I know how function comparison works in Python 3 (just comparing address in memory), and I understand why.
I also understand that "true" comparison (do functions
g return the same result given the same arguments, for any arguments?) is practically impossible.
I am looking for something in between. I want the comparison to work on the simplest cases of identical functions, and possibly some less trivial ones:
lambda x : x == lambda x : x # True lambda x : 2 * x == lambda y : 2 * y # True lambda x : 2 * x == lambda x : x * 2 # True or False is fine, but must be stable lambda x : 2 * x == lambda x : x + x # True or False is fine, but must be stable
Note that I'm interested in solving this problem for anonymous functions (
lambda), but wouldn't mind if the solution also works for named functions.
The motivation for this is that inside
blist module, it would be nice to verify that two
sortedset instances have the same sort function before performing a union, etc. on them.
Named functions are of less interest because I can assume them to be different when they are not identical. After all, suppose someone created two sortedsets with a named function in the
key argument. If they intend these instances to be "compatible" for the purposes of set operations, they'd probably use the same function, rather than two separate named functions that perform identical operations.

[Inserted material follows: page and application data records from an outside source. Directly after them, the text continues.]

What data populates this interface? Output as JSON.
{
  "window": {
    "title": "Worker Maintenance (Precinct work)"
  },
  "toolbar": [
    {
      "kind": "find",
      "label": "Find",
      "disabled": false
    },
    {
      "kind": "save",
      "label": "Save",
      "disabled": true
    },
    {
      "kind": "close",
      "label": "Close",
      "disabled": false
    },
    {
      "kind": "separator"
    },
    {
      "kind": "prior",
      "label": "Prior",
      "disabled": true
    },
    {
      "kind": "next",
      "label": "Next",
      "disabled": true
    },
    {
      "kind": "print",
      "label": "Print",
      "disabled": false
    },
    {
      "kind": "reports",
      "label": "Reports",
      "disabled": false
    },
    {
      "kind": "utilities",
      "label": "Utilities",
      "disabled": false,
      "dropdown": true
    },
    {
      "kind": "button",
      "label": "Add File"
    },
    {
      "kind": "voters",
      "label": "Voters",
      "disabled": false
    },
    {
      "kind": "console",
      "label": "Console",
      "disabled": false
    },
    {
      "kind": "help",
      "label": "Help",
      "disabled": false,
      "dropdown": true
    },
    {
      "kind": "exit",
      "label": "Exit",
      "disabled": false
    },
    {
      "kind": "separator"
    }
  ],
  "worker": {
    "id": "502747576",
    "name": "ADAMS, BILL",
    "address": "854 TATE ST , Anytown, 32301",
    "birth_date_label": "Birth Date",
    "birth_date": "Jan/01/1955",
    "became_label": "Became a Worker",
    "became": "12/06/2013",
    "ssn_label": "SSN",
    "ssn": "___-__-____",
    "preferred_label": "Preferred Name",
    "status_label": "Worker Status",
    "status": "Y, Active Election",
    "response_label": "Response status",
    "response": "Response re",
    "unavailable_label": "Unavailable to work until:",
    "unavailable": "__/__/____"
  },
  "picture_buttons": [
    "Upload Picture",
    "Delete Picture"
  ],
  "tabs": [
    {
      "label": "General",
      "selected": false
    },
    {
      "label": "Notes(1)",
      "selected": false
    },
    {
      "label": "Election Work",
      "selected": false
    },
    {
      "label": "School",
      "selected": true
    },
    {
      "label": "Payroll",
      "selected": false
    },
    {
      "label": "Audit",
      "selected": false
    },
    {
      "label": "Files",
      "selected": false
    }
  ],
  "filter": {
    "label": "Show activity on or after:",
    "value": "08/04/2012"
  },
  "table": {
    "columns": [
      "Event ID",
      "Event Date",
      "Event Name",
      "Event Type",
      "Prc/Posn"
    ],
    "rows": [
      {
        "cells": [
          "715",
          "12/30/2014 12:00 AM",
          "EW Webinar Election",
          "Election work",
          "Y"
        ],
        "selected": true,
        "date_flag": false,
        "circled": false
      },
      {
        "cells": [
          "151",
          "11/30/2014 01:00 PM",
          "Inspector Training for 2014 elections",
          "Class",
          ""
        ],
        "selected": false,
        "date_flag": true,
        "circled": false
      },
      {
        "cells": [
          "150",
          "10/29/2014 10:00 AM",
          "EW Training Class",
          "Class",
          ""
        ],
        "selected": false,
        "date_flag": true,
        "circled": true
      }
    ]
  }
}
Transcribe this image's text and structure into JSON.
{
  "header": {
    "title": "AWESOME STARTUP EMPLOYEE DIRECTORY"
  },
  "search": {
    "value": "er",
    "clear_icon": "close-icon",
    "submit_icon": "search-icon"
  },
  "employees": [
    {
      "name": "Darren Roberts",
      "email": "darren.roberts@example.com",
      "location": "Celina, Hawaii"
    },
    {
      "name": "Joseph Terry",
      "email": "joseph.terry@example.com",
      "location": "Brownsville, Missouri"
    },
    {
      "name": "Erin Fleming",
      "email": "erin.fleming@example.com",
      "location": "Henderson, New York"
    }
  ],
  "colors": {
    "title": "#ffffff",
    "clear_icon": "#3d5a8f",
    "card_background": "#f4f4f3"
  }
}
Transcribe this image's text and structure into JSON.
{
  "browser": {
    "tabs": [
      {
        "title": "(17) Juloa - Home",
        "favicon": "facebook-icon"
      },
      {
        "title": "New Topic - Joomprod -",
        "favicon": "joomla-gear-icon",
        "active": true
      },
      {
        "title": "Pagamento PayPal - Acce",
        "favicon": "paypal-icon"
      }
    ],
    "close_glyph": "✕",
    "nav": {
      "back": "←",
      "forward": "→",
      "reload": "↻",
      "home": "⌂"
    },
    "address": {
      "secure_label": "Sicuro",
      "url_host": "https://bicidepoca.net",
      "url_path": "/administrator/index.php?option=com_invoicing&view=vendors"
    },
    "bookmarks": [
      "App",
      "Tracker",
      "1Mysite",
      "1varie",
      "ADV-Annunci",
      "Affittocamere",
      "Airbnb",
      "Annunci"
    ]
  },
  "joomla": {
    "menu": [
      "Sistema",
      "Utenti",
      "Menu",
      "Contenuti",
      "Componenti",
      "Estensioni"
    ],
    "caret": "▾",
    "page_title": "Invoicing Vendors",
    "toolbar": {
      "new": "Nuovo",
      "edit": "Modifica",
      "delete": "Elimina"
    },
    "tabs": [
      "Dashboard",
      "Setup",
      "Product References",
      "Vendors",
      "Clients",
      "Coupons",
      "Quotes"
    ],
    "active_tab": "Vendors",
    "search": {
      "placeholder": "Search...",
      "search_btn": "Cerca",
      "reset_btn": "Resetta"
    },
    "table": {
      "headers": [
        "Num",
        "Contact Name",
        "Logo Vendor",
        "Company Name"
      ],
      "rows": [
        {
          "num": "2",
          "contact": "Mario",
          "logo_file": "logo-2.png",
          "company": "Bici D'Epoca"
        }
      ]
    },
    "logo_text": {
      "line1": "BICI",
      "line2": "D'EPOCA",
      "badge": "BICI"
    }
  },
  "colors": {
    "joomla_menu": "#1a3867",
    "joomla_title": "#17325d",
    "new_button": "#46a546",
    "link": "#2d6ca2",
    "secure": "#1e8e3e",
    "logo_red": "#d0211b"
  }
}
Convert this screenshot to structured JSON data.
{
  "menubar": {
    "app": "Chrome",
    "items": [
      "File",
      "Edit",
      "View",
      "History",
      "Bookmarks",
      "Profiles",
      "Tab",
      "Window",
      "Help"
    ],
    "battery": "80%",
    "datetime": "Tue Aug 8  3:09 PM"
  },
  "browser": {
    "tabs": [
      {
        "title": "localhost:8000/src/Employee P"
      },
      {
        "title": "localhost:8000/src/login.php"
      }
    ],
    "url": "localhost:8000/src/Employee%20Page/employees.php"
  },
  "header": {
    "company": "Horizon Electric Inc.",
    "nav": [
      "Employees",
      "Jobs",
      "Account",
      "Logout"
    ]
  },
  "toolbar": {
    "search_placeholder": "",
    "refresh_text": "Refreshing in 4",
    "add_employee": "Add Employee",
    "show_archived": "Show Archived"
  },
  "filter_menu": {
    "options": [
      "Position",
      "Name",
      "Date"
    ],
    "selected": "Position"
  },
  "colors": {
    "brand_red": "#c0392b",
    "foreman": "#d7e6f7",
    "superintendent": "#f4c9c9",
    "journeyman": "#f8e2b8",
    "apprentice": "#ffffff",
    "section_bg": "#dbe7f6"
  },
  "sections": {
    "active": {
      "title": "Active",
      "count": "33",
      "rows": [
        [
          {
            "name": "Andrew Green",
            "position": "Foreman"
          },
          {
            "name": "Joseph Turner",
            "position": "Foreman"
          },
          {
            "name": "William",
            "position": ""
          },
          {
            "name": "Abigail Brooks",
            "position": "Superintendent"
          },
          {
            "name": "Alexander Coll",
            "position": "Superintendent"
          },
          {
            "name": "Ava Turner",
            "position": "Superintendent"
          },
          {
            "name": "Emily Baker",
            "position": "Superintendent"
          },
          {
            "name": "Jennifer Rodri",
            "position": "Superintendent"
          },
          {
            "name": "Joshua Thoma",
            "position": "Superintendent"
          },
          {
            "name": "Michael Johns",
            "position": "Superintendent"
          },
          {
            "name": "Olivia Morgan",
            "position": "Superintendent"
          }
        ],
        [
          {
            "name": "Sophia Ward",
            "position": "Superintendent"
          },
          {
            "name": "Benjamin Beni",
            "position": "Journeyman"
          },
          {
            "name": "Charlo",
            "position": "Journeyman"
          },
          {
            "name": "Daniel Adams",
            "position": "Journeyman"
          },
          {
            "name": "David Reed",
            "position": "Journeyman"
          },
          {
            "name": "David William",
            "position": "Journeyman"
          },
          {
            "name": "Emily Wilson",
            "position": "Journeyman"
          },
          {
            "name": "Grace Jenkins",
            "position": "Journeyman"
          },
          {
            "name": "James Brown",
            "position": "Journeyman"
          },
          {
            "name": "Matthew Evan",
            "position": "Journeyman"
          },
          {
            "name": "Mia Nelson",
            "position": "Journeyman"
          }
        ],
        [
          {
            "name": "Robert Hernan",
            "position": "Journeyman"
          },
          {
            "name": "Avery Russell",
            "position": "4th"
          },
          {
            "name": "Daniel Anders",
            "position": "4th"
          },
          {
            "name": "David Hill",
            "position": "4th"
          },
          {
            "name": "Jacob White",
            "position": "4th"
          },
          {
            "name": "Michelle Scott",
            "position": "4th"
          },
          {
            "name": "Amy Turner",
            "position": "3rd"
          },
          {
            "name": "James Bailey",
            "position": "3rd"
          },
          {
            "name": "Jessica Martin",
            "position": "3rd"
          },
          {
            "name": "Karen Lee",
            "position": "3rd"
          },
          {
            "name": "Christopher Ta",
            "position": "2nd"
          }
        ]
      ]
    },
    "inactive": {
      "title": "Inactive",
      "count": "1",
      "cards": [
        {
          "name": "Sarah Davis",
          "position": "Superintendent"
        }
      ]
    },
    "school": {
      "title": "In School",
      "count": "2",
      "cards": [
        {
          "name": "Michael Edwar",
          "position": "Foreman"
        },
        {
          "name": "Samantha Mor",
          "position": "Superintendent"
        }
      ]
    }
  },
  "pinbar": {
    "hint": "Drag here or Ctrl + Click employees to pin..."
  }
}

I can only think of three approaches. All of them seem hard, so any ideas appreciated.
Comparing bytecodes might work but it might be annoying that it's implementation dependent (and hence the code that worked on one Python breaks on another).
Comparing tokenized source code seems reasonable and portable. Of course, it's less powerful (since identical functions are more likely to be rejected).
A solid heuristic borrowed from some symbolic computation textbook is theoretically the best approach. It might seem too heavy for my purpose, but it actually could be a good fit since lambda functions are usually tiny and so it would run fast.
A more complicated example, based on the comment by @delnan:
# global variable fields = ['id', 'name'] def my_function(): global fields s1 = sortedset(key = lambda x : x[fields.lower()]) # some intervening code here # ... s2 = sortedset(key = lambda x : x[fields.lower()])
Would I expect the key functions for
s2 to evaluate as equal?
If the intervening code contains any function call at all, the value of
fields may be modified, resulting in different key functions for
s2. Since we clearly won't be doing control flow analysis to solve this problem, it's clear that we have to evaluate these two lambda functions as different, if we are trying to perform this evaluation before runtime. (Even if
fields wasn't global, it might have been had another name bound to it, etc.) This would severely curtail the usefulness of this whole exercise, since few lambda functions would have no dependence on the environment.
I realized it's very important to compare the function objects as they exist in runtime. Without that, all the functions that depend on variables from outer scope cannot be compared; and most useful functions do have such dependencies. Considered in runtime, all functions with the same signature are comparable in a clean, logical way, regardless of what they depend on, whether they are impure, etc.
As a result, I need not just the bytecode but also the global state as of the time the function object was created (presumably
__globals__). Then I have to match all variables from outer scope to the values from